In both versions, the image of the exotic landscape overshadows the rich island cultures that are both linguistically and politically diverse, but trapped in a global economy that offers few options for development. Popular depictions also overlook the reality that the region is fraught with environmental problems, including water and air pollution, solid waste mismanagement, destruction of ecosystems, deforestation, and the transition from agriculture to ranching.
Bringing together ten essays by social scientists and activists, Beyond Sun and Sand provides the most comprehensive exploration to date of the range of environmental issues facing the region and the social movements that have developed to deal with them. The authors consider the role that global and regional political economies play in this process and provide valuable insight into Caribbean environmentalism. Many of the essays by prominent Caribbean analysts are made available for the first time in English.
Gabriel Haslip-Viera and Sherrie Baver eds., Latinos in New York: Communities in Transition, (Notre Dame: University of Notre Dame Press, 1996).
Since the 1980’s a number of important books have been published that focus on issues affecting Hispanics throughout the United States; none until now, however, have focused solely on the New York experience. The 12 essays collected in Latinos in New York comprise the first booklength analysis of the past and present condition of Latinos in metropolitan New York. Focusing on Puerto Ricans, these essays also contain the most up-to-date thinking on the newer Latino migrant groups in New York such as the Dominicans, Cubans, Mexicans, Colombians, Ecuadorians, and Peruvians.
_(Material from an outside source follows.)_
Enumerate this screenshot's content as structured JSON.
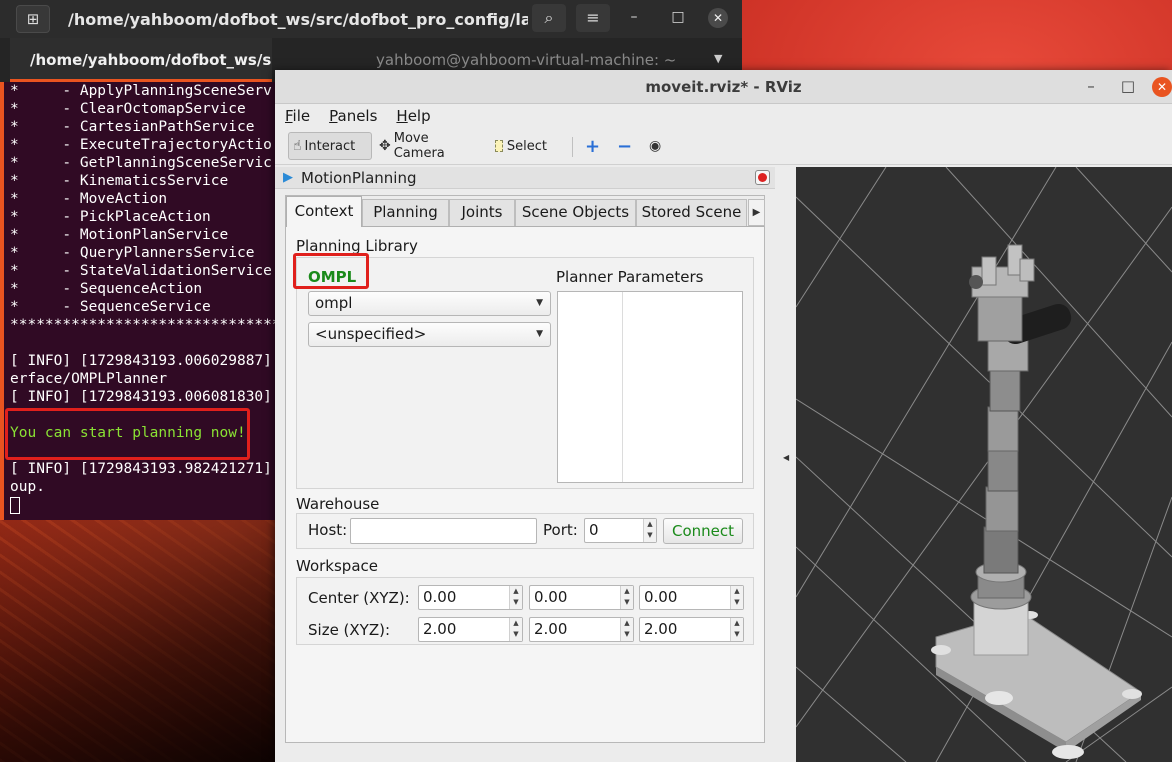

Not only do the contributors emphasize the specificity of the New York Latino experience, they also suggest the generalization of many of their findings and policy recommendations to the national level.
Latinos in New York will be used as a text for courses in ethnic studies, sociology, political science, anthropology, and indeed any class that deals with minorities in urban America. While the book emphasizes what is unique about the Latino experience in New York, the authors also intend that the essays will be of relevance to general readers interested in Latino issues, policy analysts, and students of the Latino experience throughout the United States.
Sherrie Baver, The Political Economy of Colonialism: The State and Industrialization in Puerto Rico, (Westport: Praeger, 1993).
This study examines how Puerto Rico’s industrial development process has shaped and been shaped by the state, relations with Washington, and Puerto Rican society, especially in light of the economic crises of the 1970s and 1980s. Sherrie Baver posits that Puerto Rico’s extreme integration into the U.S. political economy was an unintended consequence of the development model, and that its result has been a state whose tasks, such as securing an environment for private capital accumulation and income redistribution, have become increasingly regulated by the federal government, challenging Puerto Rico’s commonwealth status. Recommended for scholars of Latin American Politics and Third World Development.